- **TASK TO CARRY OUT**
This exercise calls for printing every record exactly once more.

Start of RECORDS FOR THIS TASK

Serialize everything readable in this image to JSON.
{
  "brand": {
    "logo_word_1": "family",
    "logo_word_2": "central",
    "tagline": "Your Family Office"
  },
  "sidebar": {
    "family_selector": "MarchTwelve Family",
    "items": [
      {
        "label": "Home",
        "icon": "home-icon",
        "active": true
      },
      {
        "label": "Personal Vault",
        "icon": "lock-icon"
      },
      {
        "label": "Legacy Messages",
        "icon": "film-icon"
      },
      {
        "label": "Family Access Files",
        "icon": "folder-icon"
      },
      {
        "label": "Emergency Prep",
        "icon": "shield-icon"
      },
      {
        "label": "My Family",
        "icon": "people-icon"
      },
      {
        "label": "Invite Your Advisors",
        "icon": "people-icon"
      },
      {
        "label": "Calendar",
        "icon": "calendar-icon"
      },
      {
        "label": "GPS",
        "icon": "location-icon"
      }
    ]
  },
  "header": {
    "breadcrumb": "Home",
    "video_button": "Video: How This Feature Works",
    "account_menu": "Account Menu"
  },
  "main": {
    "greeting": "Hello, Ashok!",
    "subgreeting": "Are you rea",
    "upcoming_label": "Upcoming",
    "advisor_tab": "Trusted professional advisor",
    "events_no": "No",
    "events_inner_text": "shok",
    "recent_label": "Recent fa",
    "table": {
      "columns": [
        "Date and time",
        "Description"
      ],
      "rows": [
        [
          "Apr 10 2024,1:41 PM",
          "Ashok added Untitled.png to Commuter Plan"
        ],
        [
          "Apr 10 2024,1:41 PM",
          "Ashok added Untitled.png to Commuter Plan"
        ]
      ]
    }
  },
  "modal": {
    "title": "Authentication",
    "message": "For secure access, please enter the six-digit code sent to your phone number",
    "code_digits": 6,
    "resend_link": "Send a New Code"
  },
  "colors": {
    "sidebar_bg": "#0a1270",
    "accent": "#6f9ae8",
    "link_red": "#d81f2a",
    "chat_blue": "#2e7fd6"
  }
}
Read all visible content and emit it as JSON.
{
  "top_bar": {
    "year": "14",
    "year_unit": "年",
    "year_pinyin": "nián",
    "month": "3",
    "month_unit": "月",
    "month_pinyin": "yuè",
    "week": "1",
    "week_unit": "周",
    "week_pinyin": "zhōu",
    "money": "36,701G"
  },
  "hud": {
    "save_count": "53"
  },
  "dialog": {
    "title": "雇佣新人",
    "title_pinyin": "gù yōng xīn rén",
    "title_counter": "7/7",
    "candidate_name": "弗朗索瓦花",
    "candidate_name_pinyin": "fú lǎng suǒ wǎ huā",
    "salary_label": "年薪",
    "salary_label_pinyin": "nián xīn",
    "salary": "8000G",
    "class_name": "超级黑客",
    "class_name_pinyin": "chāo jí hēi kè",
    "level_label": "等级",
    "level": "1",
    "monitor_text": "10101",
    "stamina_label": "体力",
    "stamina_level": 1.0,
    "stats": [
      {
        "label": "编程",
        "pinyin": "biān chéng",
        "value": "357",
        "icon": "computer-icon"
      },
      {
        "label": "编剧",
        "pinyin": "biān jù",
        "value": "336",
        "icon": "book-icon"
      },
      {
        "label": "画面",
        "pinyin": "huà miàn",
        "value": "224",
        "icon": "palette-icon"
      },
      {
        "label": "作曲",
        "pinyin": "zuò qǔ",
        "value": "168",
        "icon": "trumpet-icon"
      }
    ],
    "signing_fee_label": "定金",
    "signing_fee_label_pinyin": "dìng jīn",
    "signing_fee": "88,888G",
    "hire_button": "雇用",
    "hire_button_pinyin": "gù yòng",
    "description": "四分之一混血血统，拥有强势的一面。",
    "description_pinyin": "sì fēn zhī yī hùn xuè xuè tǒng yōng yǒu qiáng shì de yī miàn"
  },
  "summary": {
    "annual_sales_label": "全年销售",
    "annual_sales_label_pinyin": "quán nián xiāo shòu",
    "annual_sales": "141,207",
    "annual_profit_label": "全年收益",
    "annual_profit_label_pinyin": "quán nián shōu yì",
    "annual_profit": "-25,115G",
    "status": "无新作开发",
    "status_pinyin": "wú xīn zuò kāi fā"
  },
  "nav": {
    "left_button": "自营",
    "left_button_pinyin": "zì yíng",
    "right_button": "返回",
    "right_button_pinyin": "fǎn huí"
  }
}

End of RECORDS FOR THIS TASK

- **WRITTEN REPLY**
Serialize everything readable in this image to JSON.
{
  "brand": {
    "logo_word_1": "family",
    "logo_word_2": "central",
    "tagline": "Your Family Office"
  },
  "sidebar": {
    "family_selector": "MarchTwelve Family",
    "items": [
      {
        "label": "Home",
        "icon": "home-icon",
        "active": true
      },
      {
        "label": "Personal Vault",
        "icon": "lock-icon"
      },
      {
        "label": "Legacy Messages",
        "icon": "film-icon"
      },
      {
        "label": "Family Access Files",
        "icon": "folder-icon"
      },
      {
        "label": "Emergency Prep",
        "icon": "shield-icon"
      },
      {
        "label": "My Family",
        "icon": "people-icon"
      },
      {
        "label": "Invite Your Advisors",
        "icon": "people-icon"
      },
      {
        "label": "Calendar",
        "icon": "calendar-icon"
      },
      {
        "label": "GPS",
        "icon": "location-icon"
      }
    ]
  },
  "header": {
    "breadcrumb": "Home",
    "video_button": "Video: How This Feature Works",
    "account_menu": "Account Menu"
  },
  "main": {
    "greeting": "Hello, Ashok!",
    "subgreeting": "Are you rea",
    "upcoming_label": "Upcoming",
    "advisor_tab": "Trusted professional advisor",
    "events_no": "No",
    "events_inner_text": "shok",
    "recent_label": "Recent fa",
    "table": {
      "columns": [
        "Date and time",
        "Description"
      ],
      "rows": [
        [
          "Apr 10 2024,1:41 PM",
          "Ashok added Untitled.png to Commuter Plan"
        ],
        [
          "Apr 10 2024,1:41 PM",
          "Ashok added Untitled.png to Commuter Plan"
        ]
      ]
    }
  },
  "modal": {
    "title": "Authentication",
    "message": "For secure access, please enter the six-digit code sent to your phone number",
    "code_digits": 6,
    "resend_link": "Send a New Code"
  },
  "colors": {
    "sidebar_bg": "#0a1270",
    "accent": "#6f9ae8",
    "link_red": "#d81f2a",
    "chat_blue": "#2e7fd6"
  }
}
Read all visible content and emit it as JSON.
{
  "top_bar": {
    "year": "14",
    "year_unit": "年",
    "year_pinyin": "nián",
    "month": "3",
    "month_unit": "月",
    "month_pinyin": "yuè",
    "week": "1",
    "week_unit": "周",
    "week_pinyin": "zhōu",
    "money": "36,701G"
  },
  "hud": {
    "save_count": "53"
  },
  "dialog": {
    "title": "雇佣新人",
    "title_pinyin": "gù yōng xīn rén",
    "title_counter": "7/7",
    "candidate_name": "弗朗索瓦花",
    "candidate_name_pinyin": "fú lǎng suǒ wǎ huā",
    "salary_label": "年薪",
    "salary_label_pinyin": "nián xīn",
    "salary": "8000G",
    "class_name": "超级黑客",
    "class_name_pinyin": "chāo jí hēi kè",
    "level_label": "等级",
    "level": "1",
    "monitor_text": "10101",
    "stamina_label": "体力",
    "stamina_level": 1.0,
    "stats": [
      {
        "label": "编程",
        "pinyin": "biān chéng",
        "value": "357",
        "icon": "computer-icon"
      },
      {
        "label": "编剧",
        "pinyin": "biān jù",
        "value": "336",
        "icon": "book-icon"
      },
      {
        "label": "画面",
        "pinyin": "huà miàn",
        "value": "224",
        "icon": "palette-icon"
      },
      {
        "label": "作曲",
        "pinyin": "zuò qǔ",
        "value": "168",
        "icon": "trumpet-icon"
      }
    ],
    "signing_fee_label": "定金",
    "signing_fee_label_pinyin": "dìng jīn",
    "signing_fee": "88,888G",
    "hire_button": "雇用",
    "hire_button_pinyin": "gù yòng",
    "description": "四分之一混血血统，拥有强势的一面。",
    "description_pinyin": "sì fēn zhī yī hùn xuè xuè tǒng yōng yǒu qiáng shì de yī miàn"
  },
  "summary": {
    "annual_sales_label": "全年销售",
    "annual_sales_label_pinyin": "quán nián xiāo shòu",
    "annual_sales": "141,207",
    "annual_profit_label": "全年收益",
    "annual_profit_label_pinyin": "quán nián shōu yì",
    "annual_profit": "-25,115G",
    "status": "无新作开发",
    "status_pinyin": "wú xīn zuò kāi fā"
  },
  "nav": {
    "left_button": "自营",
    "left_button_pinyin": "zì yíng",
    "right_button": "返回",
    "right_button_pinyin": "fǎn huí"
  }
}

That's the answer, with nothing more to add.